* **What you have to do**
Exclude every picture and return the remaining entries below verbatim.
----
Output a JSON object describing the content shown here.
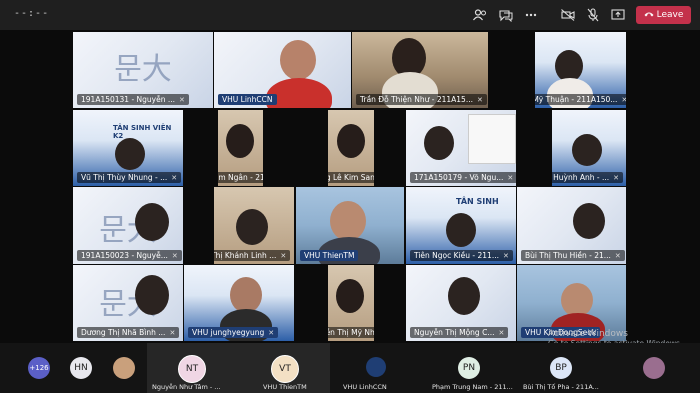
{
  "topbar": {
    "timer": "--:--",
    "icons": [
      "people-icon",
      "chat-icon",
      "more-icon",
      "camera-off-icon",
      "mic-off-icon",
      "share-icon"
    ],
    "leave_label": "Leave"
  },
  "tiles": [
    {
      "name": "191A150131 - Nguyễn ..."
    },
    {
      "name": "VHU LinhCCN"
    },
    {
      "name": "Trần Đỗ Thiện Như - 211A15..."
    },
    {
      "name": "Nguyễn Mỹ Thuận - 211A150..."
    },
    {
      "name": "Vũ Thị Thùy Nhung - ..."
    },
    {
      "name": "Ngô Kim Ngân - 211..."
    },
    {
      "name": "Dương Lê Kim Sang - ..."
    },
    {
      "name": "171A150179 - Võ Ngu..."
    },
    {
      "name": "Ngô Thị Huỳnh Anh - ..."
    },
    {
      "name": "191A150023 - Nguyễ..."
    },
    {
      "name": "Tống Thị Khánh Linh ..."
    },
    {
      "name": "VHU ThienTM"
    },
    {
      "name": "Tiên Ngọc Kiều - 211..."
    },
    {
      "name": "Bùi Thị Thu Hiền - 21..."
    },
    {
      "name": "Dương Thị Nhã Bình ..."
    },
    {
      "name": "VHU junghyegyung"
    },
    {
      "name": "Nguyễn Thị Mỹ Nhiê..."
    },
    {
      "name": "Nguyễn Thị Mộng C..."
    },
    {
      "name": "VHU KimDongSeok"
    }
  ],
  "banner_text": {
    "tan_sinh_vien": "TÂN SINH VIÊN K2",
    "tan_sinh": "TÂN SINH",
    "chinese": "문大",
    "small_title": "TỌA ĐÀM HỘI NHẬP",
    "year": "NĂM HỌC 2021 - 2022",
    "dai_hoc": "ĐẠI HỌC"
  },
  "bottombar": {
    "overflow_count": "+126",
    "avatars": [
      {
        "initials": "HN",
        "name": ""
      },
      {
        "initials": "",
        "name": ""
      },
      {
        "initials": "NT",
        "name": "Nguyễn Như Tâm - ..."
      },
      {
        "initials": "VT",
        "name": "VHU ThienTM"
      },
      {
        "initials": "",
        "name": "VHU LinhCCN"
      },
      {
        "initials": "PN",
        "name": "Phạm Trung Nam - 211..."
      },
      {
        "initials": "BP",
        "name": "Bùi Thị Tố Pha - 211A..."
      },
      {
        "initials": "",
        "name": ""
      }
    ]
  },
  "activate_windows": {
    "line1": "Activate Windows",
    "line2": "Go to Settings to activate Windows."
  },
  "colors": {
    "leave": "#c4314b",
    "topbar": "#1f1f1f",
    "bottombar": "#141414"
  }
}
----
* **Reply to the exercise**
Output a JSON object describing the content shown here.
{
  "topbar": {
    "timer": "--:--",
    "icons": [
      "people-icon",
      "chat-icon",
      "more-icon",
      "camera-off-icon",
      "mic-off-icon",
      "share-icon"
    ],
    "leave_label": "Leave"
  },
  "tiles": [
    {
      "name": "191A150131 - Nguyễn ..."
    },
    {
      "name": "VHU LinhCCN"
    },
    {
      "name": "Trần Đỗ Thiện Như - 211A15..."
    },
    {
      "name": "Nguyễn Mỹ Thuận - 211A150..."
    },
    {
      "name": "Vũ Thị Thùy Nhung - ..."
    },
    {
      "name": "Ngô Kim Ngân - 211..."
    },
    {
      "name": "Dương Lê Kim Sang - ..."
    },
    {
      "name": "171A150179 - Võ Ngu..."
    },
    {
      "name": "Ngô Thị Huỳnh Anh - ..."
    },
    {
      "name": "191A150023 - Nguyễ..."
    },
    {
      "name": "Tống Thị Khánh Linh ..."
    },
    {
      "name": "VHU ThienTM"
    },
    {
      "name": "Tiên Ngọc Kiều - 211..."
    },
    {
      "name": "Bùi Thị Thu Hiền - 21..."
    },
    {
      "name": "Dương Thị Nhã Bình ..."
    },
    {
      "name": "VHU junghyegyung"
    },
    {
      "name": "Nguyễn Thị Mỹ Nhiê..."
    },
    {
      "name": "Nguyễn Thị Mộng C..."
    },
    {
      "name": "VHU KimDongSeok"
    }
  ],
  "banner_text": {
    "tan_sinh_vien": "TÂN SINH VIÊN K2",
    "tan_sinh": "TÂN SINH",
    "chinese": "문大",
    "small_title": "TỌA ĐÀM HỘI NHẬP",
    "year": "NĂM HỌC 2021 - 2022",
    "dai_hoc": "ĐẠI HỌC"
  },
  "bottombar": {
    "overflow_count": "+126",
    "avatars": [
      {
        "initials": "HN",
        "name": ""
      },
      {
        "initials": "",
        "name": ""
      },
      {
        "initials": "NT",
        "name": "Nguyễn Như Tâm - ..."
      },
      {
        "initials": "VT",
        "name": "VHU ThienTM"
      },
      {
        "initials": "",
        "name": "VHU LinhCCN"
      },
      {
        "initials": "PN",
        "name": "Phạm Trung Nam - 211..."
      },
      {
        "initials": "BP",
        "name": "Bùi Thị Tố Pha - 211A..."
      },
      {
        "initials": "",
        "name": ""
      }
    ]
  },
  "activate_windows": {
    "line1": "Activate Windows",
    "line2": "Go to Settings to activate Windows."
  },
  "colors": {
    "leave": "#c4314b",
    "topbar": "#1f1f1f",
    "bottombar": "#141414"
  }
}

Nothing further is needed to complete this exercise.